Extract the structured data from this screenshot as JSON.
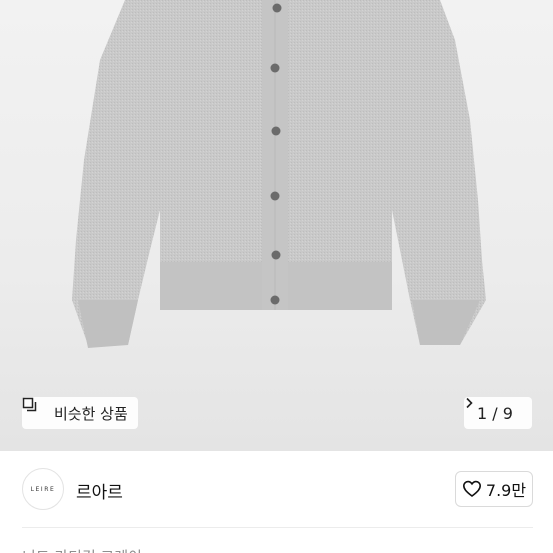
{
  "product": {
    "image_counter": "1 / 9",
    "similar_label": "비슷한 상품"
  },
  "seller": {
    "avatar_text": "LEIRE",
    "name": "르아르",
    "likes": "7.9만"
  },
  "footer": {
    "cutoff_text": "니트 가디건 그레이"
  },
  "icons": {
    "similar": "similar-items-icon",
    "next": "chevron-right-icon",
    "like": "heart-outline-icon"
  }
}
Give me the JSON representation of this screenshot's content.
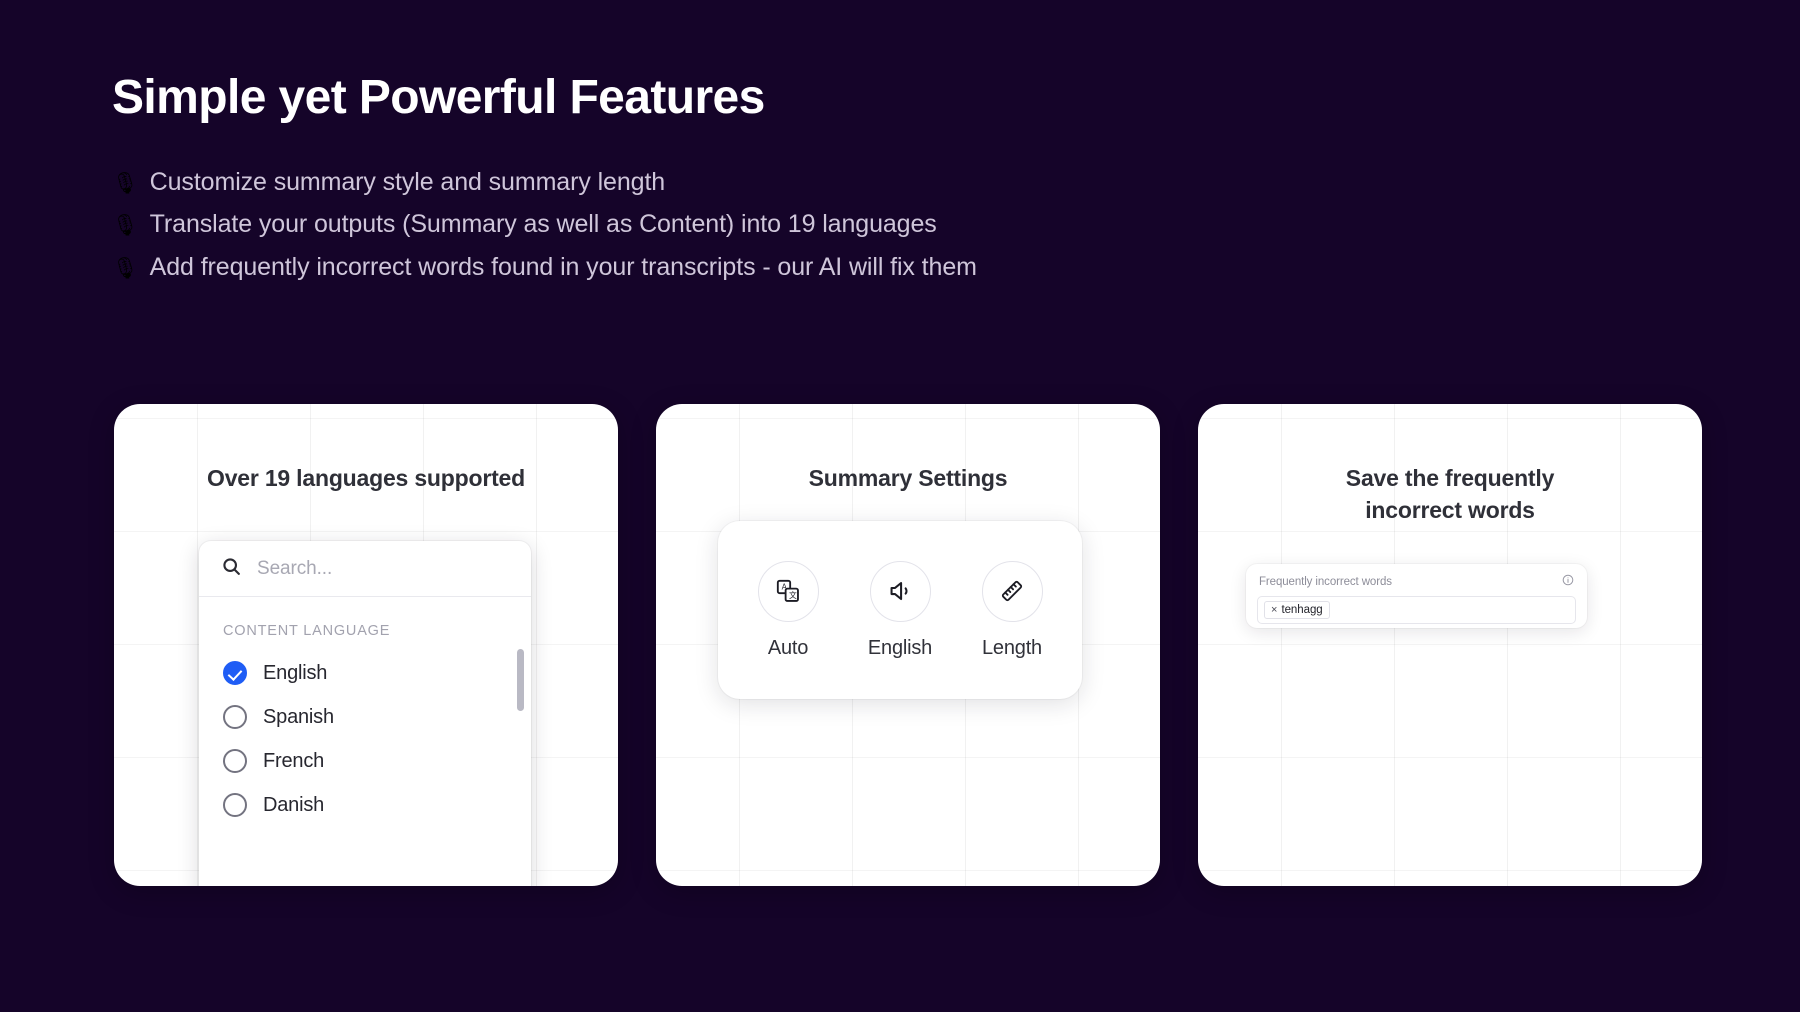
{
  "header": {
    "title": "Simple yet Powerful Features",
    "bullet_icon": "🎙",
    "bullets": [
      "Customize summary style and summary length",
      "Translate your outputs (Summary as well as Content) into 19 languages",
      "Add frequently incorrect words found in your transcripts - our AI will fix them"
    ]
  },
  "colors": {
    "background": "#150429",
    "heading": "#ffffff",
    "body_text": "#cfc6da",
    "card_background": "#ffffff",
    "accent_blue": "#1f5df5",
    "card_title": "#2f3038"
  },
  "cards": [
    {
      "title": "Over 19 languages supported",
      "dropdown": {
        "search_placeholder": "Search...",
        "search_icon": "search-icon",
        "group_label": "CONTENT LANGUAGE",
        "options": [
          {
            "label": "English",
            "selected": true
          },
          {
            "label": "Spanish",
            "selected": false
          },
          {
            "label": "French",
            "selected": false
          },
          {
            "label": "Danish",
            "selected": false
          }
        ]
      }
    },
    {
      "title": "Summary Settings",
      "settings": [
        {
          "label": "Auto",
          "icon": "translate-icon"
        },
        {
          "label": "English",
          "icon": "speaker-icon"
        },
        {
          "label": "Length",
          "icon": "ruler-icon"
        }
      ]
    },
    {
      "title": "Save the frequently incorrect words",
      "field": {
        "label": "Frequently incorrect words",
        "info_icon": "info-icon",
        "chips": [
          {
            "remove": "×",
            "text": "tenhagg"
          }
        ]
      }
    }
  ]
}
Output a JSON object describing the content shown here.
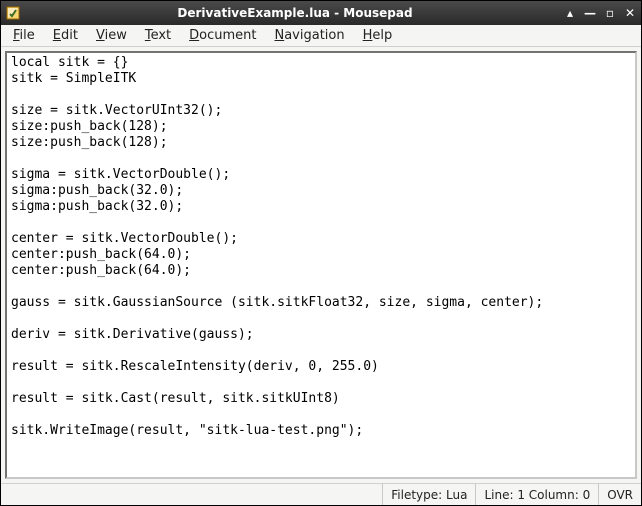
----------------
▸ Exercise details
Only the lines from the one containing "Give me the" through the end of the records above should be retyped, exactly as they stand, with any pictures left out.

▸ Output for this exercise
Give me the JSON representation of this screenshot's content.
{
  "header": {
    "title": "Simple yet Powerful Features",
    "bullet_icon": "🎙",
    "bullets": [
      "Customize summary style and summary length",
      "Translate your outputs (Summary as well as Content) into 19 languages",
      "Add frequently incorrect words found in your transcripts - our AI will fix them"
    ]
  },
  "colors": {
    "background": "#150429",
    "heading": "#ffffff",
    "body_text": "#cfc6da",
    "card_background": "#ffffff",
    "accent_blue": "#1f5df5",
    "card_title": "#2f3038"
  },
  "cards": [
    {
      "title": "Over 19 languages supported",
      "dropdown": {
        "search_placeholder": "Search...",
        "search_icon": "search-icon",
        "group_label": "CONTENT LANGUAGE",
        "options": [
          {
            "label": "English",
            "selected": true
          },
          {
            "label": "Spanish",
            "selected": false
          },
          {
            "label": "French",
            "selected": false
          },
          {
            "label": "Danish",
            "selected": false
          }
        ]
      }
    },
    {
      "title": "Summary Settings",
      "settings": [
        {
          "label": "Auto",
          "icon": "translate-icon"
        },
        {
          "label": "English",
          "icon": "speaker-icon"
        },
        {
          "label": "Length",
          "icon": "ruler-icon"
        }
      ]
    },
    {
      "title": "Save the frequently incorrect words",
      "field": {
        "label": "Frequently incorrect words",
        "info_icon": "info-icon",
        "chips": [
          {
            "remove": "×",
            "text": "tenhagg"
          }
        ]
      }
    }
  ]
}
Output a JSON object describing the content shown here.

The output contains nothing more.